Ubisoft‘s agreement with them was already controversial with Beyond Good & Evil 2, but this partnership continues…
Ubisoft announced in June 2018 that HitRecord, founded by Joseph Gordon-Levitt, will allow artists to get a chance to be included in Beyond Good & Evil 2 with their music, story elements or art. The twist here is that if they did not get picked, they will not get paid, and the budget for the contributors was a ridiculously low amount in AAA game development levels: merely fifty thousand dollars.
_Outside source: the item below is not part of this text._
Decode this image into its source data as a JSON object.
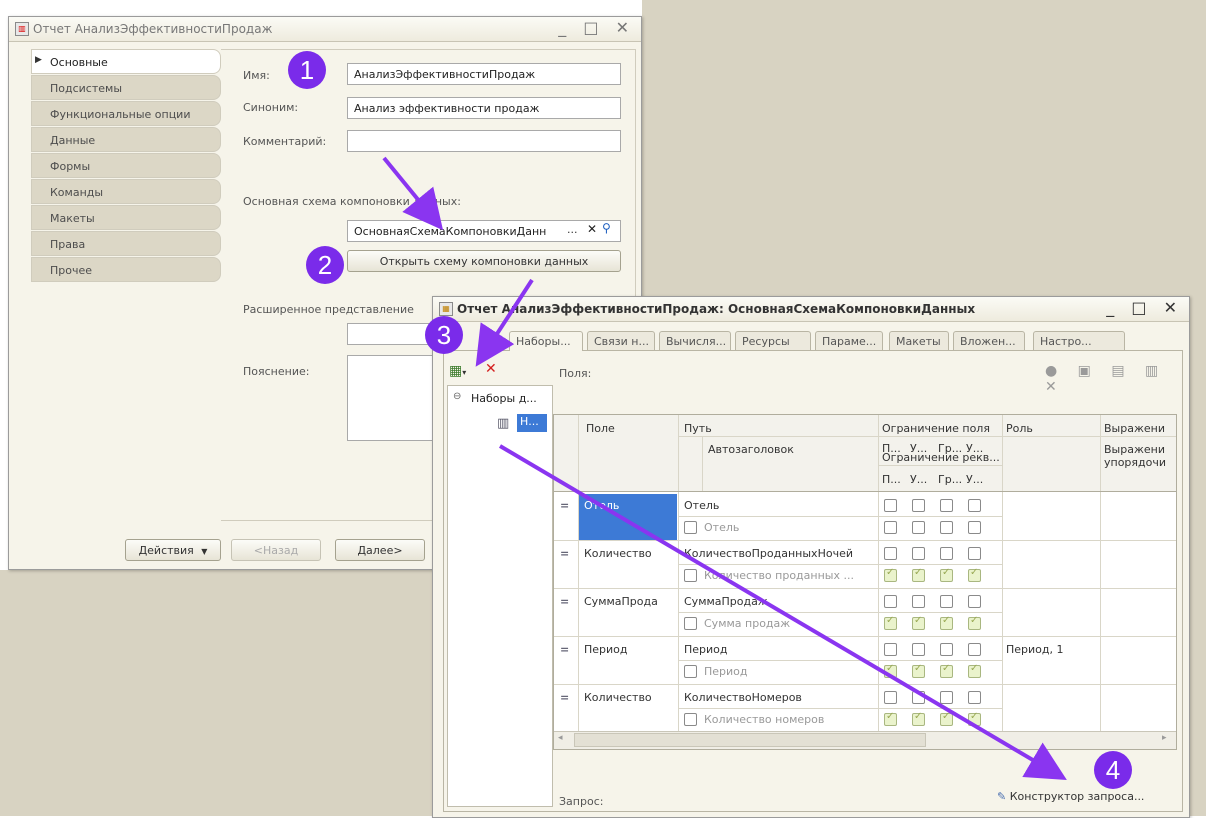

That’s nothing in a major title’s budget…
Now, if Ubisoft wanted to go with an ordinary model, then they’d hire specific artists for specific elements in the game instead of making it a contest between all the artists doing the same thing, with the winner being able to sell the rights to his work. The HitRecord deal is not a winning one: many people might be working on something to no avail if they lose, as they’ll effectively waste their time and money on this project.
Yet, Ubisoft still announced that their partnership with HitRecord will continue with Watch Dogs: Legion‘s soundtrack. „Whether you’re a musical composer, writer, singer, player, or someone with big ideas and a lot of passion…we are super excited to hear your music composition,” the post says, and it mentions passion several times.
From an industrial point of view, this approach makes no sense. Ubisoft can allow hiring a professional composer, such as Jesper Kyd, who happened to contribute to the soundtrack of the first Assassin’s Creed, which means he already worked with them before. (And he’s still sought after – he’s involved in Borderlands 3’s soundtrack, too.) If Ubisoft wants to find new talent, there are better ways to do so than using HitRecord.
Watch Dogs: Legion is out on March 6 on PlayStation 4, Xbox One, and PC, and a Google Stadia port is also in the works.